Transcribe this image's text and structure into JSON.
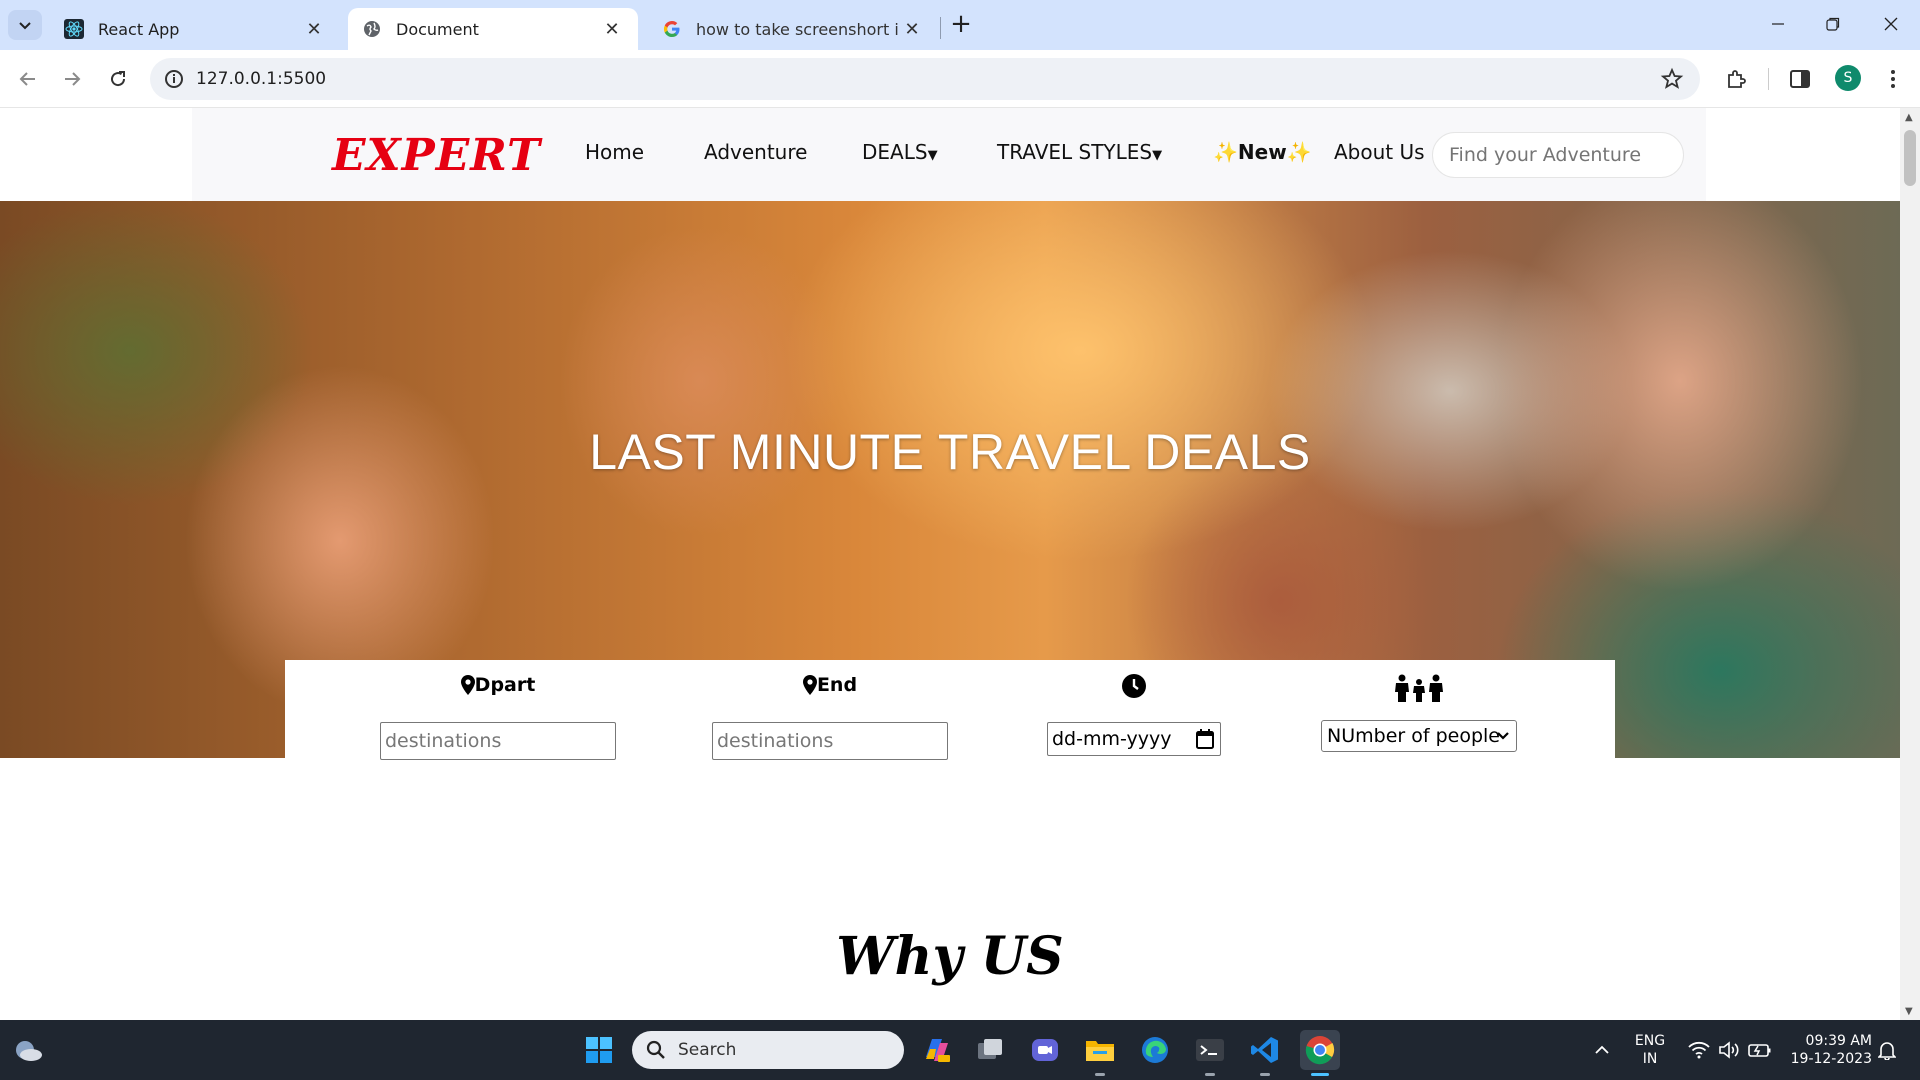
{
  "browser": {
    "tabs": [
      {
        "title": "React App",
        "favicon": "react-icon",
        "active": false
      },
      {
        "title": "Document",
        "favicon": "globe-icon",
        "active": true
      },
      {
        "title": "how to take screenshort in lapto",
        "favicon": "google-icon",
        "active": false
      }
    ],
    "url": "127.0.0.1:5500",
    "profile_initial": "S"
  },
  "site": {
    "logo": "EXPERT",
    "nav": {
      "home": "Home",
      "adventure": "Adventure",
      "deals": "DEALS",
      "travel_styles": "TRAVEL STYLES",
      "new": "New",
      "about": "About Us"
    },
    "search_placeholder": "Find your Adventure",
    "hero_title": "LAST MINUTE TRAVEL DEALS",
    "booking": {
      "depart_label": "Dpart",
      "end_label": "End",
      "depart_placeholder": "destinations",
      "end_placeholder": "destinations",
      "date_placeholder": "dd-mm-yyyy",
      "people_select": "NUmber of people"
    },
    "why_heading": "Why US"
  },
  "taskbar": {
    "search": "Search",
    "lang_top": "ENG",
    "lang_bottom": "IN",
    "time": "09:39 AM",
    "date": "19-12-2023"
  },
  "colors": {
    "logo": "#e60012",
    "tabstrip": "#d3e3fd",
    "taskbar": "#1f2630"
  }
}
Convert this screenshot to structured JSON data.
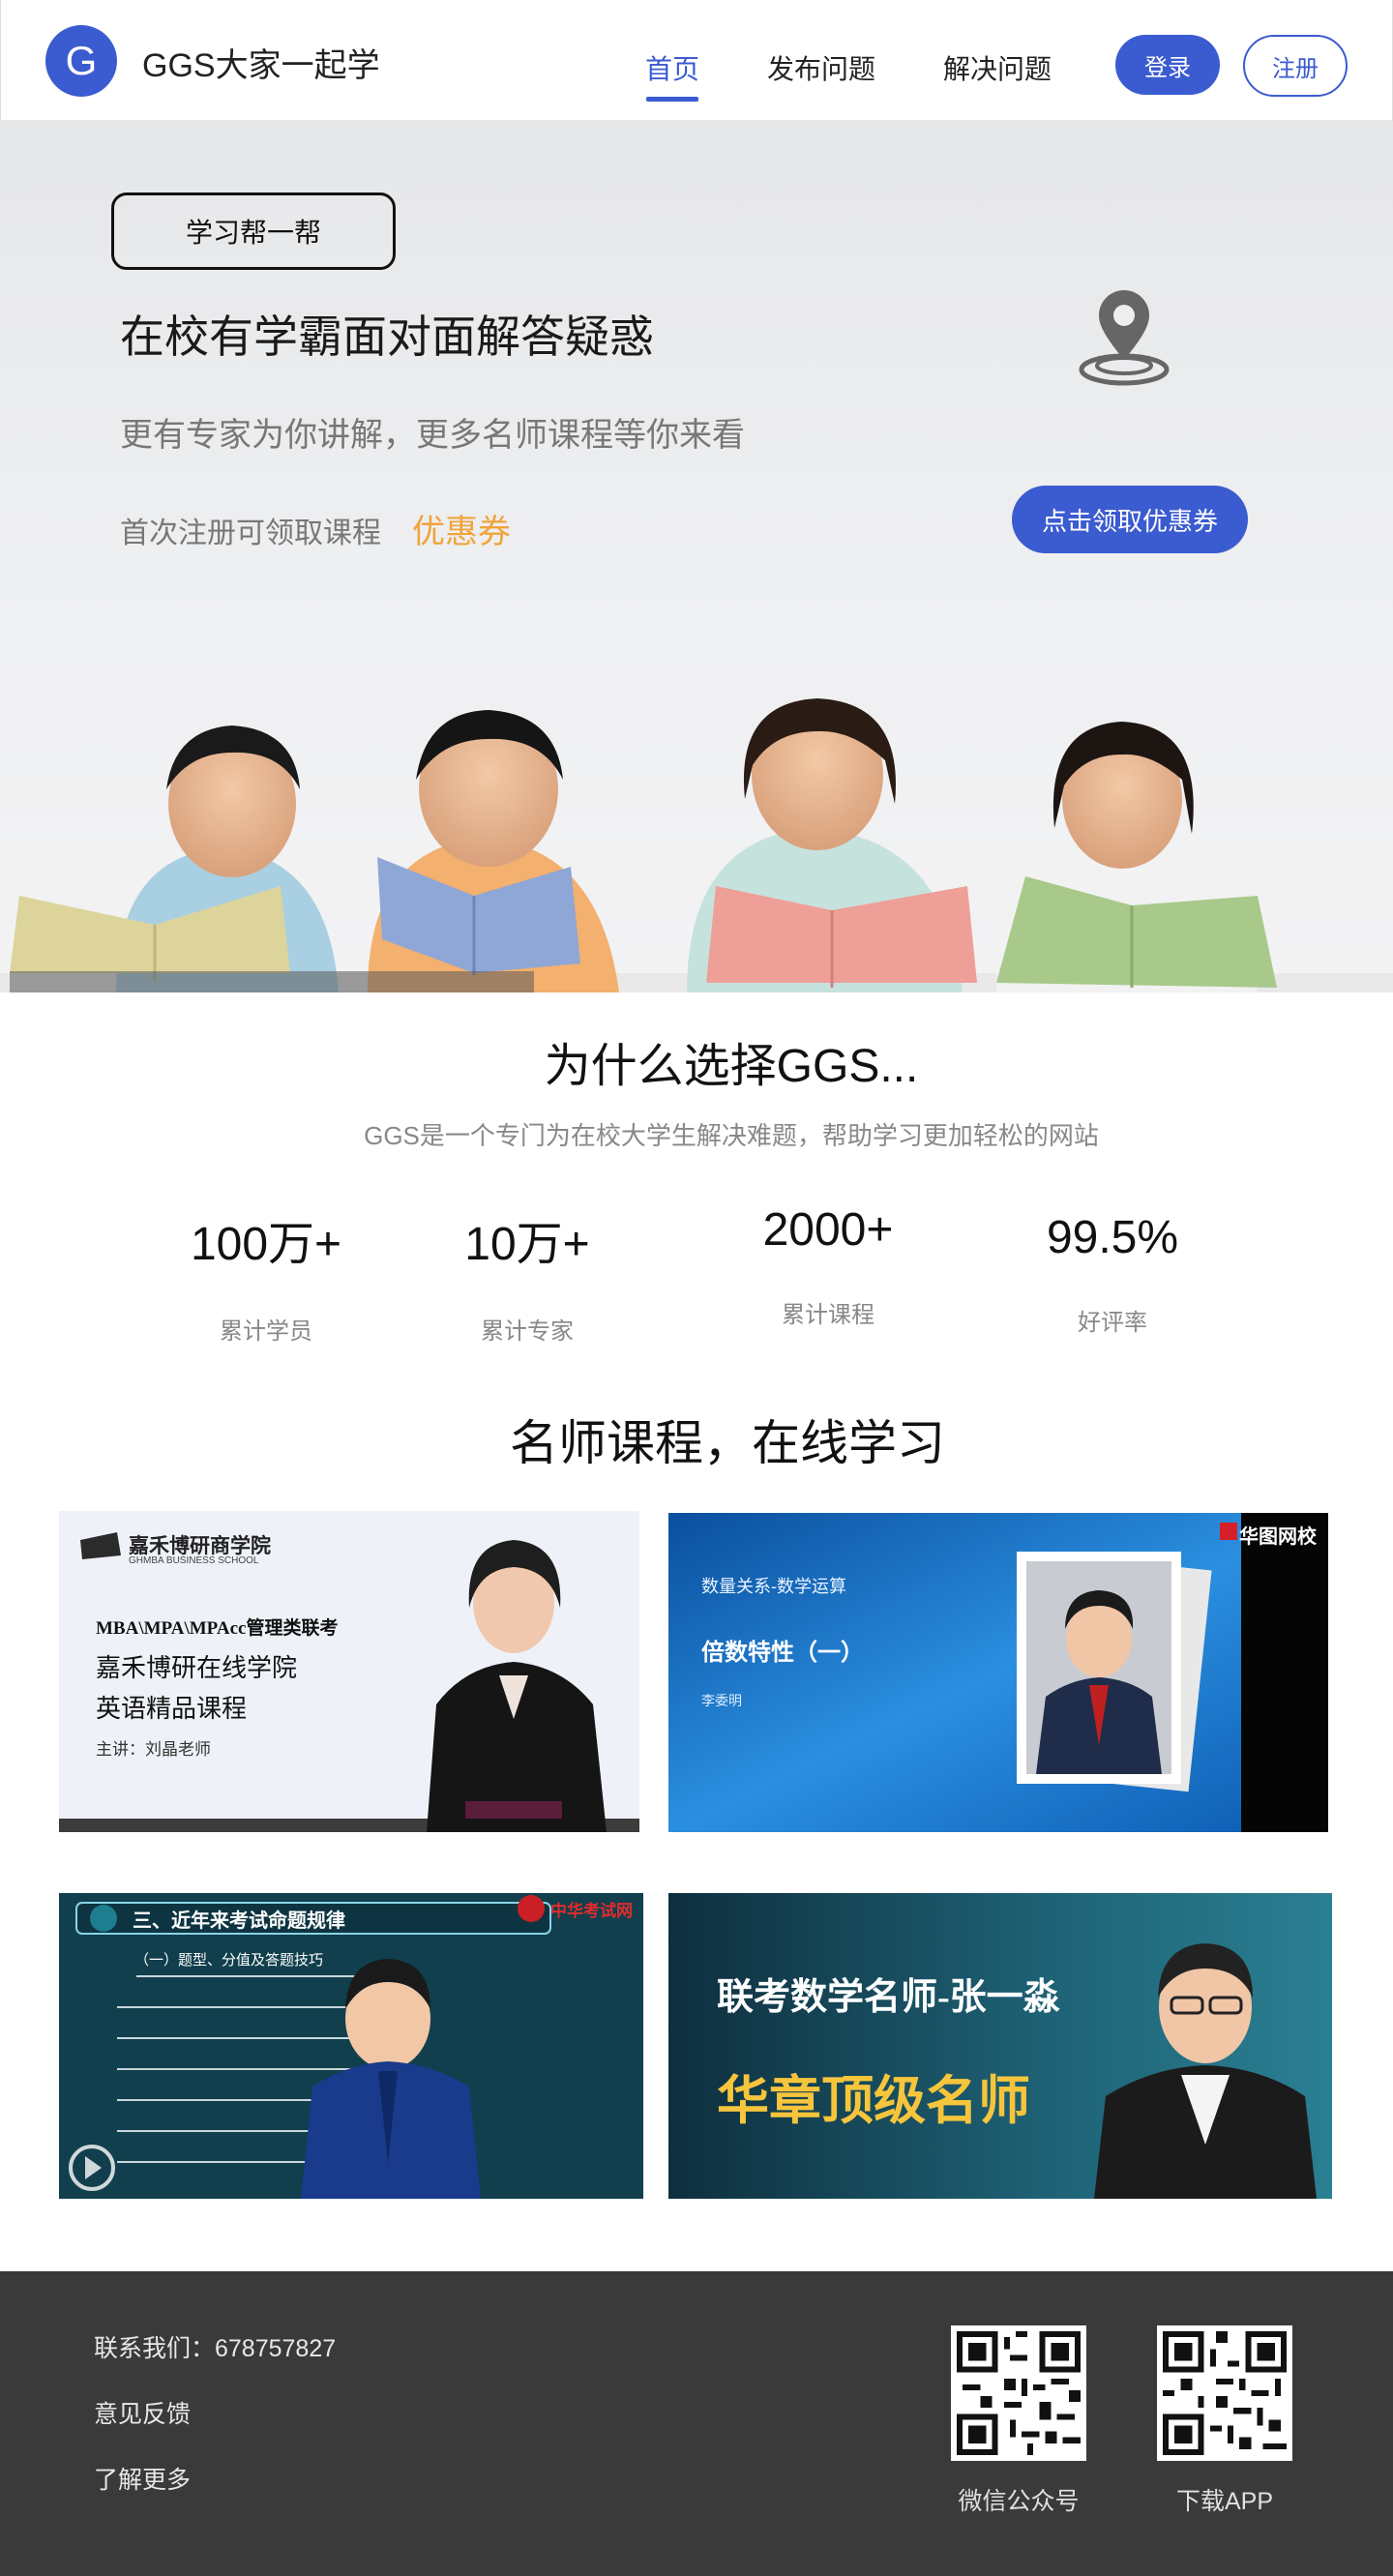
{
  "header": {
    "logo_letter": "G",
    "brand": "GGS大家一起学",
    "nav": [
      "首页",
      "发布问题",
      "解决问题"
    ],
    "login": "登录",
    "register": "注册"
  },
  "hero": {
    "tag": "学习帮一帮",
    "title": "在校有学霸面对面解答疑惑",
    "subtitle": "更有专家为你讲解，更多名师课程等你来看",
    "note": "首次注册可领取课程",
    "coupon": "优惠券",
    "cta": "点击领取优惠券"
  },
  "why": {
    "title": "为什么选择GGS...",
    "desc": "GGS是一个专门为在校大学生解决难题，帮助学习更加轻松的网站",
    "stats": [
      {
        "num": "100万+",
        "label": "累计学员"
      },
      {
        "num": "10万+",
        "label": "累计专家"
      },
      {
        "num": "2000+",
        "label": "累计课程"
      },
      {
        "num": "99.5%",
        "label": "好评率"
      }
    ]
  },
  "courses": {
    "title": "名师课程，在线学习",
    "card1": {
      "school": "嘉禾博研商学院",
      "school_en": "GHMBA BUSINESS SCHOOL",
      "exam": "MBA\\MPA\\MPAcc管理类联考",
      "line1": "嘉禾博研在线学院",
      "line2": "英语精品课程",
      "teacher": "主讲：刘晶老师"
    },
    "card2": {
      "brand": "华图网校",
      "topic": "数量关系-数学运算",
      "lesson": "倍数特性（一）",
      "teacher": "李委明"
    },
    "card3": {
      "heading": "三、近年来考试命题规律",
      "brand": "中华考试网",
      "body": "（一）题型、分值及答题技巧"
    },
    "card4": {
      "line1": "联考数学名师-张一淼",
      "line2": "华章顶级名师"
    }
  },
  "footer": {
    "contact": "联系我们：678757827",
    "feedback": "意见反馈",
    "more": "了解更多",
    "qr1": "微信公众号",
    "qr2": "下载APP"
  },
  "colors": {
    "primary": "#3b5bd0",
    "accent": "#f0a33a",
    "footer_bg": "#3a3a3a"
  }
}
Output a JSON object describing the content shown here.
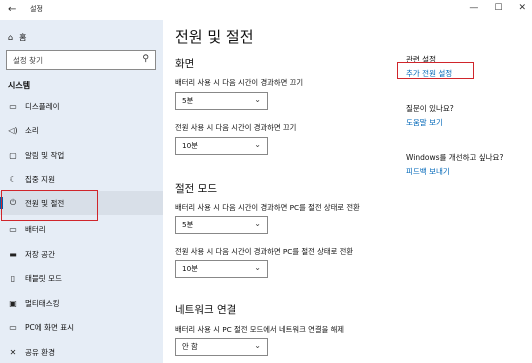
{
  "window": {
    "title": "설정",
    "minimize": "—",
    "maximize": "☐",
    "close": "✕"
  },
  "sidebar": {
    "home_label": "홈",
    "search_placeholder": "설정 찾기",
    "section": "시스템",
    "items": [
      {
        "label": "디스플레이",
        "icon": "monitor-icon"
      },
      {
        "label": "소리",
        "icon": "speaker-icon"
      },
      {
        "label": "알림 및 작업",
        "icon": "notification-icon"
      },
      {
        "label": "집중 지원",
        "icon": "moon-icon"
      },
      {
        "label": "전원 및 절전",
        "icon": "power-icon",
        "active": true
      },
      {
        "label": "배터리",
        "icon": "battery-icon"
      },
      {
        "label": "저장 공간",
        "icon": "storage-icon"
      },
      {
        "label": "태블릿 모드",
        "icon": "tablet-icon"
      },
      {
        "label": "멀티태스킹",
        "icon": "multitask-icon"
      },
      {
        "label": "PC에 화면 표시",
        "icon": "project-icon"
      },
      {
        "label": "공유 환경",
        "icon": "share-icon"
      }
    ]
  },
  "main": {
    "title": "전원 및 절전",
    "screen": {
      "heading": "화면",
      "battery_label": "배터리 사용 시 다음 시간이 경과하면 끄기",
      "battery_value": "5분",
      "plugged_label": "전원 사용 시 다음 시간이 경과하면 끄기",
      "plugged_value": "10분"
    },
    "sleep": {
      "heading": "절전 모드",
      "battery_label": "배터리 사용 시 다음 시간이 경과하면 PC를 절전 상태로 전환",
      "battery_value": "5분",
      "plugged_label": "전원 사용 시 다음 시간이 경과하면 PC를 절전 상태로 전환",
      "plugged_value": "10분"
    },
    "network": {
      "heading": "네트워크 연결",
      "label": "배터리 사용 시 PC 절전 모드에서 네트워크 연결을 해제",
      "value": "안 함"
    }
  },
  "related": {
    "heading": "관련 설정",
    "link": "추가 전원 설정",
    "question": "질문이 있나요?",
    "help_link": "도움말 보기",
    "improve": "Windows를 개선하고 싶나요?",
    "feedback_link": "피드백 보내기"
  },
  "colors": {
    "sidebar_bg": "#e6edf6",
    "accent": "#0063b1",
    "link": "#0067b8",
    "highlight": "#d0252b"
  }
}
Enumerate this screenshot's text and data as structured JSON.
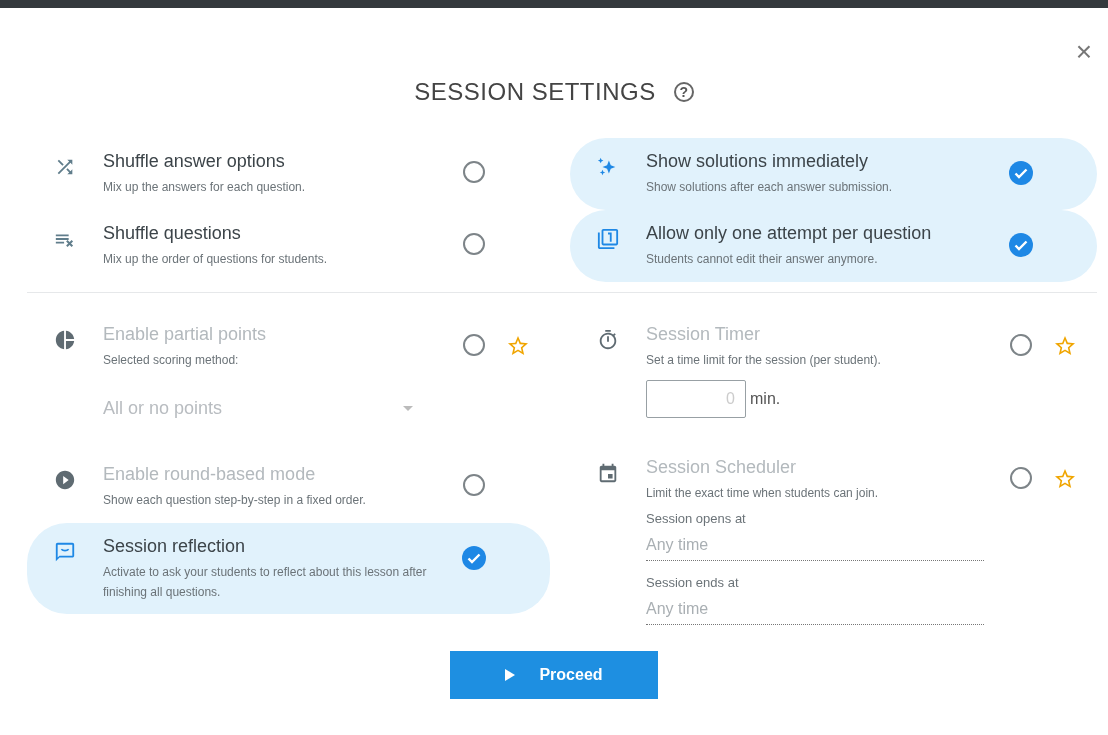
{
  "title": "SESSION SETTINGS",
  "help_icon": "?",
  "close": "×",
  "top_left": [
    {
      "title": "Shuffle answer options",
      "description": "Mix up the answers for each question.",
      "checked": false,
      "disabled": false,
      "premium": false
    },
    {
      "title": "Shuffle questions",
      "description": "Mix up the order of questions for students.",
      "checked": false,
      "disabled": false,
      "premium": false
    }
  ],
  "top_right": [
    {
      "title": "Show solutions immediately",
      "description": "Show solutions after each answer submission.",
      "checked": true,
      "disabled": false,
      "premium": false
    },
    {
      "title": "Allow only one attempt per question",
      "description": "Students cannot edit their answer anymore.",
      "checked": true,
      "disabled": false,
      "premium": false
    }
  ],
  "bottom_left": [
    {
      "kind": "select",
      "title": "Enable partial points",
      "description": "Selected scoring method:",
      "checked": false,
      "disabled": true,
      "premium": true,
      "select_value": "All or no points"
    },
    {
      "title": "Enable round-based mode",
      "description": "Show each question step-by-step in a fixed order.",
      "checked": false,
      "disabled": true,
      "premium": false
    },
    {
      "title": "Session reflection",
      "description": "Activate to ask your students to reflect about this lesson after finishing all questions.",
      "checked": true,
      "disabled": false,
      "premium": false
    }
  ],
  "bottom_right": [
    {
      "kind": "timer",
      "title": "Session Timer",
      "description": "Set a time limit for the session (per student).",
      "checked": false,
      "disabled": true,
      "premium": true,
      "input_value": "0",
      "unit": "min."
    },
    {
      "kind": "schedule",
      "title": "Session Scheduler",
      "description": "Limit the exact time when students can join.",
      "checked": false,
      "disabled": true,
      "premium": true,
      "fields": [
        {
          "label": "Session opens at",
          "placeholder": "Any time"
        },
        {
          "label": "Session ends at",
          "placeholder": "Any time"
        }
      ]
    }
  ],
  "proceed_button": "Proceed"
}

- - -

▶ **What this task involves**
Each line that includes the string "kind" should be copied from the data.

▶ **Exercise response**
      "kind": "select",
      "kind": "timer",
      "kind": "schedule",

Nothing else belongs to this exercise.